Victims of the hacking conspiracy included microchip supplier Qualcomm Inc, aerospace and defence firm Pacific Scientific Energetic Materials Co, and gaming company Riot Games, according to the judgment. Exactly what was stolen in the computer breaches was not disclosed in public court filings.
A Riot Games spokesman said the company lost no data.
Mr Yu specialises in computer network security and programming, according to court records. The malware he provided in the conspiracy included a rare software tool called Sakula that granted hackers remote control over computers. It is unclear who authored the malware or how Mr Yu obtained it.
Sakula has been linked to some of the most notorious cyber attacks of the decade.
In addition to the intrusions detailed in the case against Mr Yu, these include hacks of US health insurer Anthem Inc, where millions of patient records were exposed, and the US Office of Personnel Management, in which the personal information of millions of current and former US government employees and contractors was compromised. Mr Yu was not accused of involvement in those two breaches.
His prosecution was one of a series of criminal cases Washington has brought against Chinese nationals in recent years, in response to what the Americans say is a concerted campaign by China's military and security ministry to steal technology from Western companies.
In another case involving Sakula malware, the US last year alleged that two Chinese intelligence officers and a team of recruited hackers repeatedly intruded into Western companies' computer systems for more than five years.
Many of the Chinese defendants in the series of hacking cases have not been apprehended. Mr Yu is one of the few alleged Chinese hackers to have been arrested and convicted in the US crackdown.
In addition to jail time, Mr Yu was ordered to pay nearly US$1.1 million (S$1.5 million) in restitution to five companies that were victims of the hacking. The fine was to be paid in installments of US$100 a month, with no interest, according to the judgment. The payment schedule would take more than 900 years to complete.
Mr Jeremy Warren, a San Diego criminal defence attorney who represented Mr Yu, said: "With a Chinese national, a school teacher, there's no real expectation of payment."
Mr Yu's 18 months in federal prison, he said, was no "walk in the park".
'NO UNDERSTANDING': CHINESE FOREIGN MINISTRY
China's Ministry of Foreign Affairs said it had "no understanding" of the Yu case.
"We resolutely oppose any type of cyber attack, and we investigate and crack down on any cyber attack occurring inside China or making use of Chinese Internet infrastructure", the ministry spokesman's office said.
The ministry added that it had no knowledge of other cases alleging Chinese hacking of US companies, and it accused Washington of displaying a "Cold War mentality" in its tech-related prosecutions.

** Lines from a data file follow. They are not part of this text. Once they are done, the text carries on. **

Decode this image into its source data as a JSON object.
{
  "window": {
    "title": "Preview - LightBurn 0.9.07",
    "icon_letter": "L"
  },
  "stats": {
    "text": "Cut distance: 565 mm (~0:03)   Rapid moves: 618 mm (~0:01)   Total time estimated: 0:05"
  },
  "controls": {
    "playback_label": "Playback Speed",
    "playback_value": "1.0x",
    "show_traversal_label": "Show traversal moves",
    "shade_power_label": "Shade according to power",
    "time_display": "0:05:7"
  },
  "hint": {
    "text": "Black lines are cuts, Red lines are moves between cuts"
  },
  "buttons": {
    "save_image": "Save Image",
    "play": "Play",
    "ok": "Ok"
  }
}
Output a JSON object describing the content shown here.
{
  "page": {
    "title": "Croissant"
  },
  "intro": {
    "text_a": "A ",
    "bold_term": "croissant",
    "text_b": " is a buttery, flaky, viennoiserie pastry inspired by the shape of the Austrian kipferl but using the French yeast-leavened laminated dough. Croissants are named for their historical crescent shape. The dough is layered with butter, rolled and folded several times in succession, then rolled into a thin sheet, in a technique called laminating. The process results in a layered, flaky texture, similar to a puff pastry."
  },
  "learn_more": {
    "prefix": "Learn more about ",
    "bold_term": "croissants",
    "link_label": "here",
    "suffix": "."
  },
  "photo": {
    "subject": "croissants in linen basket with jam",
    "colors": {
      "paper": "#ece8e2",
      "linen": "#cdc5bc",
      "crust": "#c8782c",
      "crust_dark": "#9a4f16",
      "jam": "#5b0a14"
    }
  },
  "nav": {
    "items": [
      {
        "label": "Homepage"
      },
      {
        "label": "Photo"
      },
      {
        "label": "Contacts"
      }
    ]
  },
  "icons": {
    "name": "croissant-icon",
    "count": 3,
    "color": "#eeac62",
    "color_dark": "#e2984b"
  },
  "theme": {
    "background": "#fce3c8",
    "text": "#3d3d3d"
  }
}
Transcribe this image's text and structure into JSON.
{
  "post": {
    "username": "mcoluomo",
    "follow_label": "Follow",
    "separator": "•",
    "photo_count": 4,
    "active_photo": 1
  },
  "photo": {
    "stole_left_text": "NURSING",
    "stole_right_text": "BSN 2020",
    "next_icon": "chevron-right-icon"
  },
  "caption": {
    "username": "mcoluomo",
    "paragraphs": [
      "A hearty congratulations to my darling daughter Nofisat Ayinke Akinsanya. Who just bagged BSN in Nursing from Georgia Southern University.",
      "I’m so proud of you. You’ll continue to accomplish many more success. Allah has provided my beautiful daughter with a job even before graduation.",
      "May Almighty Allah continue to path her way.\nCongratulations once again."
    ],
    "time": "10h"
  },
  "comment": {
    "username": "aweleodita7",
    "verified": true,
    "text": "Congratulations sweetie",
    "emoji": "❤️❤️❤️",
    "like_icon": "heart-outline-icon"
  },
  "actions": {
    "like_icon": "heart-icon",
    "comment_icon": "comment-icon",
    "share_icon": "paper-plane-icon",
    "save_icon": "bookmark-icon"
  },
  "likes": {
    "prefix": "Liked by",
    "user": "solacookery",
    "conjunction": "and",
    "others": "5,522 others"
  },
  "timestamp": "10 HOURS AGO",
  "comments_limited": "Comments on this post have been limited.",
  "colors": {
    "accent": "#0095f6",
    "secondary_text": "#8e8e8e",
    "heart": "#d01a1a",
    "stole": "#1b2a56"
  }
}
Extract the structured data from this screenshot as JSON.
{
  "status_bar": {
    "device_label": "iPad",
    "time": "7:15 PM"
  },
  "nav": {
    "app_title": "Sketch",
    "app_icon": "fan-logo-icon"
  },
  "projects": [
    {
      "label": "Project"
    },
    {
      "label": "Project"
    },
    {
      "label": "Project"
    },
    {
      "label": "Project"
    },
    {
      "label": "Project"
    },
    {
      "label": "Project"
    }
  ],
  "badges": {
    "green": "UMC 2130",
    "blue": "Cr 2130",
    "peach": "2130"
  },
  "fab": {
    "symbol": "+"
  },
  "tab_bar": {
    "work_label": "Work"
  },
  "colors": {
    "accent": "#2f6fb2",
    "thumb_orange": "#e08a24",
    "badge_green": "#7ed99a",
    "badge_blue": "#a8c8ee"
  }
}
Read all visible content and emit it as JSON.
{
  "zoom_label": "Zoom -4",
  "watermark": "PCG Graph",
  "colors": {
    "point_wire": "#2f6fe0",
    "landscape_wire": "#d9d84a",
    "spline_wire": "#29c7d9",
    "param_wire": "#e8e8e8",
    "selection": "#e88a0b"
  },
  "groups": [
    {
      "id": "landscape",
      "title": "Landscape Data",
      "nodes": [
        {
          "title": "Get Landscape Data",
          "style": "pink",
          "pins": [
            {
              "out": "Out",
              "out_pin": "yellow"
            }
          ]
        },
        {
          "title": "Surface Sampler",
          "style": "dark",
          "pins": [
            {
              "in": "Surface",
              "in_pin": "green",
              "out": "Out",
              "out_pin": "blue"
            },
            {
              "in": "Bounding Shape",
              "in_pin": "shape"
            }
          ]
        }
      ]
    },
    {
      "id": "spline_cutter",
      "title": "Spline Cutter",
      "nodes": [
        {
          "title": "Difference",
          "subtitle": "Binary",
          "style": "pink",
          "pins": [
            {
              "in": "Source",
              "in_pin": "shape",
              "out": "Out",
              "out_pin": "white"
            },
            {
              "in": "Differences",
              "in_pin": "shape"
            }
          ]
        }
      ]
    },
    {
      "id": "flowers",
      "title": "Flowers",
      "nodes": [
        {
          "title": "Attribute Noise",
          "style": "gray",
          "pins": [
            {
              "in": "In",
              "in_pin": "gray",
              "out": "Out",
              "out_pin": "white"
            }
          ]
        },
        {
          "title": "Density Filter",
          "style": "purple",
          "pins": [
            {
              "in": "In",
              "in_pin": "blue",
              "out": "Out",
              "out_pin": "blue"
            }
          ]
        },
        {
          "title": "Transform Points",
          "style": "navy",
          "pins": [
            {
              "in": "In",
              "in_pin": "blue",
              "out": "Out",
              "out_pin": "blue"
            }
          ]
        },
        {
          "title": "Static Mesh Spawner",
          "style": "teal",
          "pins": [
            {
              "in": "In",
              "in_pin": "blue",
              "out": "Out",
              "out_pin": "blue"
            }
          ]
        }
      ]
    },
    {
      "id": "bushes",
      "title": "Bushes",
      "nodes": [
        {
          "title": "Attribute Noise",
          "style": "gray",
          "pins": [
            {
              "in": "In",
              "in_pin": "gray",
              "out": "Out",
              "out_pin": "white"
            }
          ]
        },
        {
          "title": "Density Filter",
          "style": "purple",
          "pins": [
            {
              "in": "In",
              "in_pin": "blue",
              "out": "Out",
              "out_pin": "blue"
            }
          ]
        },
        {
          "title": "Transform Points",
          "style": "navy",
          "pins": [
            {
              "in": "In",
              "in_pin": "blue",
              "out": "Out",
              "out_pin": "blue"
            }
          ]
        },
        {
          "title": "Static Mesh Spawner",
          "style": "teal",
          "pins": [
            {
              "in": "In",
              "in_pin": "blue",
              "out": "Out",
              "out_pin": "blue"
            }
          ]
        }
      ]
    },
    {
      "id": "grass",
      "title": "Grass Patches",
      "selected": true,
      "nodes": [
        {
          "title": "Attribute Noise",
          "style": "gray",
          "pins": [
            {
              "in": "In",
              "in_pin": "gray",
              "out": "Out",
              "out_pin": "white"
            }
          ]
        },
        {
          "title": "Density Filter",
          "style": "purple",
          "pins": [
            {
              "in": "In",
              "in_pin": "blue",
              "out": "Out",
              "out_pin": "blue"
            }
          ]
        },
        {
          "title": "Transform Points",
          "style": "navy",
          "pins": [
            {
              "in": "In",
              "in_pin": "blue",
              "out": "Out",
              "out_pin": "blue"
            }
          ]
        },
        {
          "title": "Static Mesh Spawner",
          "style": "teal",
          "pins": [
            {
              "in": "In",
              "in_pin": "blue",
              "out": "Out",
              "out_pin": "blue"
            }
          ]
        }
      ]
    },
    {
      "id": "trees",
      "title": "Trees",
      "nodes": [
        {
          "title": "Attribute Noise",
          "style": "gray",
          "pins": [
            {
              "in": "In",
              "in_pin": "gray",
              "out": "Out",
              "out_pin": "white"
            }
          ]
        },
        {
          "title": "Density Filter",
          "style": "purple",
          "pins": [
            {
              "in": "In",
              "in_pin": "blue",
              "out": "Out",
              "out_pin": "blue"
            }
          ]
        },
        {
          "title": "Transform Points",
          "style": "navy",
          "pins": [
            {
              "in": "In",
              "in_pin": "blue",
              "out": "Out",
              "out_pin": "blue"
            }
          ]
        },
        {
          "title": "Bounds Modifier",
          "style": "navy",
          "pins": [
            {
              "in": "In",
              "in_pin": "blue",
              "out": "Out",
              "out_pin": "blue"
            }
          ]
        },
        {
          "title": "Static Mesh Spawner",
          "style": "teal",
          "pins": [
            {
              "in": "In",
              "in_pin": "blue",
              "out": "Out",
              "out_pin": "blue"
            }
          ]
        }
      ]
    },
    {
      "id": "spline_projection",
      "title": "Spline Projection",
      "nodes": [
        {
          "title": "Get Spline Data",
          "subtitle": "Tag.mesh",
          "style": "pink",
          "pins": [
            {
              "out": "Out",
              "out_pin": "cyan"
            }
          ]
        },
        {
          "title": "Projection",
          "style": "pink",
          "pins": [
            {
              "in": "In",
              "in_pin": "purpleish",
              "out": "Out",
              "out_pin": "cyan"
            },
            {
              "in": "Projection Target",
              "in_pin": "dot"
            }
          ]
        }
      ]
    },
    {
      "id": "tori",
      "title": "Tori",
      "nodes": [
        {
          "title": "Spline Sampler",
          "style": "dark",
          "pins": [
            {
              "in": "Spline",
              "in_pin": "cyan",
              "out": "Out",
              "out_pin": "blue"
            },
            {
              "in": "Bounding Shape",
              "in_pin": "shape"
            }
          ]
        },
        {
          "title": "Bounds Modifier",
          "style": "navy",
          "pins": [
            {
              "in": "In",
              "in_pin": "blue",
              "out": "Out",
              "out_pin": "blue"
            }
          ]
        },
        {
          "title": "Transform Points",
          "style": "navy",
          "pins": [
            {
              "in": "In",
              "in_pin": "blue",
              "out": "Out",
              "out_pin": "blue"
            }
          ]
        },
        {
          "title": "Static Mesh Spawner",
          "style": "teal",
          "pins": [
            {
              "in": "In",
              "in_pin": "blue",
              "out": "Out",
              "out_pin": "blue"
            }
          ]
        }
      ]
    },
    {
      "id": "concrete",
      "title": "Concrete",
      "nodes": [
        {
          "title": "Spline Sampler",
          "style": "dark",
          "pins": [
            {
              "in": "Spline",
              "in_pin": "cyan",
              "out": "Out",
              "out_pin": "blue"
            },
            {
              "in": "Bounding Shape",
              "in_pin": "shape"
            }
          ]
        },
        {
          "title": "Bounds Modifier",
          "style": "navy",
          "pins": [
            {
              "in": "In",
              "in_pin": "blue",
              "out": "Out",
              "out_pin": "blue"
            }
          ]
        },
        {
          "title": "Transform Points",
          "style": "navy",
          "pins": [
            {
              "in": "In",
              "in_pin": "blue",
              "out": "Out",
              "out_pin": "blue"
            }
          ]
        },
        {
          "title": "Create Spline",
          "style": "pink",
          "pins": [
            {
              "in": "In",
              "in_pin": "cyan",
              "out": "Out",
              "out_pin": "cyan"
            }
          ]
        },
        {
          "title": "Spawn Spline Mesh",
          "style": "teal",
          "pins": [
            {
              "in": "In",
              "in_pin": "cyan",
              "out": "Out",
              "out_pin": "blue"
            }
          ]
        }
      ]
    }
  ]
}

Mr Yu, according to court filings by US prosecutors, went by the nickname "Goldsun". He was accused of conspiring with other Chinese individuals to use malware to hack into the computer networks of companies in the US and elsewhere.
An affidavit from Federal Bureau of Investigation Special Agent Adam James alleged that Mr Yu provided Sakula and other malware used in the case. Citing seized communications between Mr Yu and two unindicted co-conspirators, Mr James alleged that Mr Yu had installed "an unauthorised backdoor" on an unidentified company's computer network to gain remote access.
The conspirators' cyber intrusions included so-called "watering hole attacks", in which malicious software infects the computers of visitors to compromised websites.
"This is akin to a predator waiting to ambush prey at the location the prey goes to drink water," a court document stated.
YU TEACHING IN SHANGHAI
Last month, Reuters found Mr Yu, who is 39, teaching at Shanghai Commercial School, a state-run vocational technical high school in central Shanghai.
US officials told Reuters that Mr Yu had been teaching there prior to his arrest.
Digital signs outside classrooms indicated he was teaching at least two basic computer courses, including one called "Basic English for Internet Security".
One of his former students, a computer science major who is now in China's military, said he could not answer questions about Mr Yu because of "political reasons" and that the school had instructed him not to discuss the matter.
On Nov 1, a Reuters reporter saw Mr Yu at an office on the school's campus. Dressed in a red and blue plaid Oxford shirt, he declined to answer questions. He called a school official, who arrived with a security guard and escorted the reporter off the campus.
The school official called Mr Yu's situation a private matter. "It's his own experience, and it has nothing to do with the school," she said.